Raser suggests aiming to be curious about the other person and their interests. Follow-up questions might include asking how an experience made someone feel.

“It’s about holding a container of presence rather than having a toolkit or advice.”

“It’s about holding a container of presence rather than having a toolkit or advice,” she said. “We can show we are interested in their humanity.”

Making the Most of the Medium

In 2023, many of us are experiencing a combination of in-person and online interactions. Of course, texting and social media conversations continue to be a significant place of dialog for many people as well.

Much has been made of the value of face-to-face conversations, especially after the Covid-19 pandemic pushed so much of our communication to digital platforms in 2020. Worries abound that digital communication limits our ability to decode nonverbal cues and results in greater social isolation despite more frequent communication. Nevertheless, digital communication is part of our lives. So how can we make the most of the platforms we have available to us?

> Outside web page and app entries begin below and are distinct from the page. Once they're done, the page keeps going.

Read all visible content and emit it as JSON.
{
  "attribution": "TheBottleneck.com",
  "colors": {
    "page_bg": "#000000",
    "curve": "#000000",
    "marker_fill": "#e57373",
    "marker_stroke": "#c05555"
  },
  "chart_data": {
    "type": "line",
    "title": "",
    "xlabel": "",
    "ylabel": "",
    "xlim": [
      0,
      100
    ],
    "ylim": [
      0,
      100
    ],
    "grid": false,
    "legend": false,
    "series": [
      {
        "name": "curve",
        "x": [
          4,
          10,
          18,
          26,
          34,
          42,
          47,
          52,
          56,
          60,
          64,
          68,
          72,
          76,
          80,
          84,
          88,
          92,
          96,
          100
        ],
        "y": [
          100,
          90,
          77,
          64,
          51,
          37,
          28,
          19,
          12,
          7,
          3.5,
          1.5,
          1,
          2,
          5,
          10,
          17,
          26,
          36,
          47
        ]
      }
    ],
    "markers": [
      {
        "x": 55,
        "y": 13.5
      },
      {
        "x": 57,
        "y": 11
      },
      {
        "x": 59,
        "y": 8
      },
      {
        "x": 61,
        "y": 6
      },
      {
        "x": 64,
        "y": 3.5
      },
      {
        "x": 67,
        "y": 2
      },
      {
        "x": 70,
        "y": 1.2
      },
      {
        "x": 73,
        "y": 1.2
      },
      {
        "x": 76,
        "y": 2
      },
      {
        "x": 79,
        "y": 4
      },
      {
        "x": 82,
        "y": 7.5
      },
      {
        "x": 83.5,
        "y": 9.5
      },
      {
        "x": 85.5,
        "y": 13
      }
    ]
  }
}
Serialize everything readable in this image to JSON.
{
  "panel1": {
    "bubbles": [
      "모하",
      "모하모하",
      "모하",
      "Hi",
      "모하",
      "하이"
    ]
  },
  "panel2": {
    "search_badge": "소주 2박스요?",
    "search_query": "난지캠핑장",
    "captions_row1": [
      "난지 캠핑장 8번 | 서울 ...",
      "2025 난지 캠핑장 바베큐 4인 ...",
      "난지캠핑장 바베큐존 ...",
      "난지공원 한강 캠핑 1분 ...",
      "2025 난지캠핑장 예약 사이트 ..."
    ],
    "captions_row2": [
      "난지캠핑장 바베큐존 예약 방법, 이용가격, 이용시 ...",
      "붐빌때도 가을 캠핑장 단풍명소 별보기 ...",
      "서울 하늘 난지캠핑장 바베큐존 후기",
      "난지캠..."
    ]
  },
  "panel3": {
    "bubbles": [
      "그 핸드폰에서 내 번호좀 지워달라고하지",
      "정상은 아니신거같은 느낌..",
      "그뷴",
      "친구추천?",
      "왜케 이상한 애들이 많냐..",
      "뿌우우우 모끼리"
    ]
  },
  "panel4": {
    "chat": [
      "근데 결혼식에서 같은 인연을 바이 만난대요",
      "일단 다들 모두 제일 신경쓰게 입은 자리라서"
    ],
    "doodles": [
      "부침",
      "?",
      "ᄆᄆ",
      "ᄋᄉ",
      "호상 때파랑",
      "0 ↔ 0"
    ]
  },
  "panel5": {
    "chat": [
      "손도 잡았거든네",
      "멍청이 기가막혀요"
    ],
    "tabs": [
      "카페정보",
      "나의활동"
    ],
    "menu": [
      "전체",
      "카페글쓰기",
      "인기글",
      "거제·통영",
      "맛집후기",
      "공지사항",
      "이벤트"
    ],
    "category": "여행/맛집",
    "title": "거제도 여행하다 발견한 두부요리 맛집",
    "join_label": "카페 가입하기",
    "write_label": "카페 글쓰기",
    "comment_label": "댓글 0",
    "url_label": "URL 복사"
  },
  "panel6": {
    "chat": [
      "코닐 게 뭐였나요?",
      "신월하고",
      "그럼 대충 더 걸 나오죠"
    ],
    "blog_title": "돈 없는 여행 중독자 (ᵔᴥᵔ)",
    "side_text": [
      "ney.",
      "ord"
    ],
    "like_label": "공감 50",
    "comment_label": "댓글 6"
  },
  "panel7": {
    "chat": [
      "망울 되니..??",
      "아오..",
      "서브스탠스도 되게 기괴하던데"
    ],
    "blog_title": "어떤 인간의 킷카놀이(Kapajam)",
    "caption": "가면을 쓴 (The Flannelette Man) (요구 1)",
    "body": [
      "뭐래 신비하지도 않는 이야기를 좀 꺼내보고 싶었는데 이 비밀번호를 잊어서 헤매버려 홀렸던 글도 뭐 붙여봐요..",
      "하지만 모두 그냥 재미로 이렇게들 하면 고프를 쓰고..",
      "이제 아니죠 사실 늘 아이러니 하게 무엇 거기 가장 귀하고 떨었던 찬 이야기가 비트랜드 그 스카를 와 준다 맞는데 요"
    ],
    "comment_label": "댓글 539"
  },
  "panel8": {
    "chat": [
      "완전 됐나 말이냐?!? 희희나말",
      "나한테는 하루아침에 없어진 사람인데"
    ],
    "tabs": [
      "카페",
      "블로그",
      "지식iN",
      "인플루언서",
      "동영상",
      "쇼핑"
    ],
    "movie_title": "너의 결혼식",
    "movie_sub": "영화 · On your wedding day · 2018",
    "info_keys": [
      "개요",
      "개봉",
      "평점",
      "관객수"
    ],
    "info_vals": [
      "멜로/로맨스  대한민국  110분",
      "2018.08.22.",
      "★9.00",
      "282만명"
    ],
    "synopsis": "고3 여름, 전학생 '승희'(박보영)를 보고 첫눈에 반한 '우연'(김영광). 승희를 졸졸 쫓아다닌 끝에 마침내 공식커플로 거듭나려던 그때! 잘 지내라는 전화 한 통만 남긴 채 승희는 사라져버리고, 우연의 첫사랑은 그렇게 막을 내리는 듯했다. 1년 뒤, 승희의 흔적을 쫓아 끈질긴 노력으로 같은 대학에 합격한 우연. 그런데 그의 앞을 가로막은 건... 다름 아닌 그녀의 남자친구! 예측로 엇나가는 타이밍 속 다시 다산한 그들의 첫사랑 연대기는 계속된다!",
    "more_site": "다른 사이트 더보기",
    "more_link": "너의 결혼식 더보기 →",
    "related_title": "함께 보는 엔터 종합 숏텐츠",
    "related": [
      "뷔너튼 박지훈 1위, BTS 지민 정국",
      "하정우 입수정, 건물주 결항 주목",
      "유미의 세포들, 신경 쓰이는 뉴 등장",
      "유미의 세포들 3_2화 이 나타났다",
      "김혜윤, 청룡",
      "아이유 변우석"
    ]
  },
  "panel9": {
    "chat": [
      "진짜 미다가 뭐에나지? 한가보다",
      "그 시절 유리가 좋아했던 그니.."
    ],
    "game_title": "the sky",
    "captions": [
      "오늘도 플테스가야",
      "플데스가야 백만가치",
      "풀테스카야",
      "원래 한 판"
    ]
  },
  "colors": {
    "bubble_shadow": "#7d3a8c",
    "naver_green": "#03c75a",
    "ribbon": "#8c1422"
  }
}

For Raser, what can be helpful in our current context is acknowledging the benefits and limitations of whatever platform we are using for conversations.

“Naming the awkwardness and naming the benefits can be really helpful,” she said.

One thing Raser likes about Zoom is that there are options for multiple ways of communicating, from speaking on camera to using the chat feature. In classes or meetings, participants might be able to contribute to a mind map or project while on Zoom.

“In some ways, there are more opportunities for diverse voices and for people who have high levels of apprehension around conversing,” she pointed out.

By appreciating what’s good about the way we connect and acknowledging the limitations, we can set the stage for good conversations in more contexts.

Remembering the Why

Even though conversations can be difficult, our relationships with strangers, acquaintances, and loved ones are worth the effort.

“What I love about teaching this work is that it is so integrated with faith,” Raser said. “This is the work of Jesus that we are doing here on earth right now, wanting to help other people feel seen and valued.”

In a world where many are lonely or struggling with their mental or emotional health, offering a listening, empathetic ear and a meaningful conversation is a place to start making a difference in the lives of others.

Christine is the editor of the Viewpoint magazine at PLNU.